Extension shares facts about Iowa hunger in Meals from the Heartland Learning Lab

Kim Greder with ISU Extension display

When 15,000 Iowans were packaging 4 million meals for starving people around the world during a September humanitarian effort in Des Moines, they also got an education about hunger right here in Iowa. Meals from the Heartland showed them how to package the life-sustaining meals, but ISU Extension gave them the facts about food insecurity and hunger in the state.

Those facts include 351,000 Iowans who don’t have enough food to eat, said Kim Greder, an ISU Extension family life specialist and associate professor who leads the Iowa Food Insecurity project. In 2008 more than 300,000 Iowans received food assistance — what used to be known as food stamps — a 38 percent increase from 2007. In addition, 2.3 million requests were made to Iowa food pantries and soup kitchens in 2008, a 63 percent increase from 2003.

These tough statistics were included in the Meals from the Heartland Learning Lab, a mobile semi-truck trailer that ISU Extension outfitted with educational displays about “who’s really hungry and why” in Iowa, Greder said.

The Meals from the Heartland meal-packaging project began in 2007, feeding the hungry overseas. The nonprofit organization also collects food to distribute to Iowa families. By 2009, organizers felt that although their volunteers understood the need to fight hunger around the world, they didn’t fully recognize the needs in Iowa. So they called on ISU Extension for help, Greder explained.

Meals from the Heartland provided the trailer, and ISU Extension developed self-guided educational displays to help Iowans learn about food insecurity and hunger in Iowa, Greder said. “A key part is to help people see how they can make a difference individually and collectively in lessening food insecurity and hunger.”

Food insecurity is a complex problem and affects people’s health, worker productivity, growth and development of children, sense of well-being and quality of life. Just giving people food won’t solve the problem of hunger in Iowa, Greder said. “It takes people to become involved and get to know people who are in poverty — and involving them in finding solutions.”
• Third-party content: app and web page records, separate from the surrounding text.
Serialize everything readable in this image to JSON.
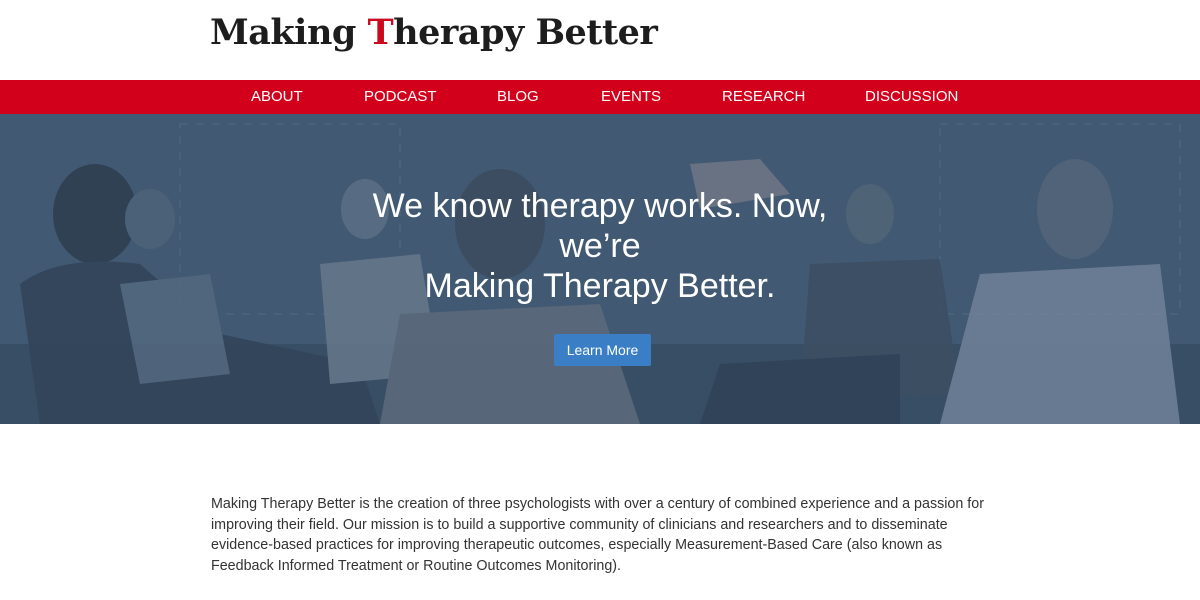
{
  "site": {
    "logo_part1": "Making ",
    "logo_accent": "T",
    "logo_part2": "herapy Better"
  },
  "nav": {
    "items": [
      {
        "label": "ABOUT"
      },
      {
        "label": "PODCAST"
      },
      {
        "label": "BLOG"
      },
      {
        "label": "EVENTS"
      },
      {
        "label": "RESEARCH"
      },
      {
        "label": "DISCUSSION"
      }
    ]
  },
  "hero": {
    "line1": "We know therapy works. Now,",
    "line2": "we’re",
    "line3": "Making Therapy Better.",
    "cta_label": "Learn More"
  },
  "intro": {
    "text": "Making Therapy Better is the creation of three psychologists with over a century of combined experience and a passion for improving their field. Our mission is to build a supportive community of clinicians and researchers and to disseminate evidence-based practices for improving therapeutic outcomes, especially Measurement-Based Care (also known as Feedback Informed Treatment or Routine Outcomes Monitoring)."
  },
  "colors": {
    "brand_red": "#d3001b",
    "logo_accent": "#cc0a1e",
    "cta_blue": "#3a7fc6",
    "hero_overlay": "#3e5570"
  }
}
This article appeared in November 2009 -- From Jack Payne Newsletter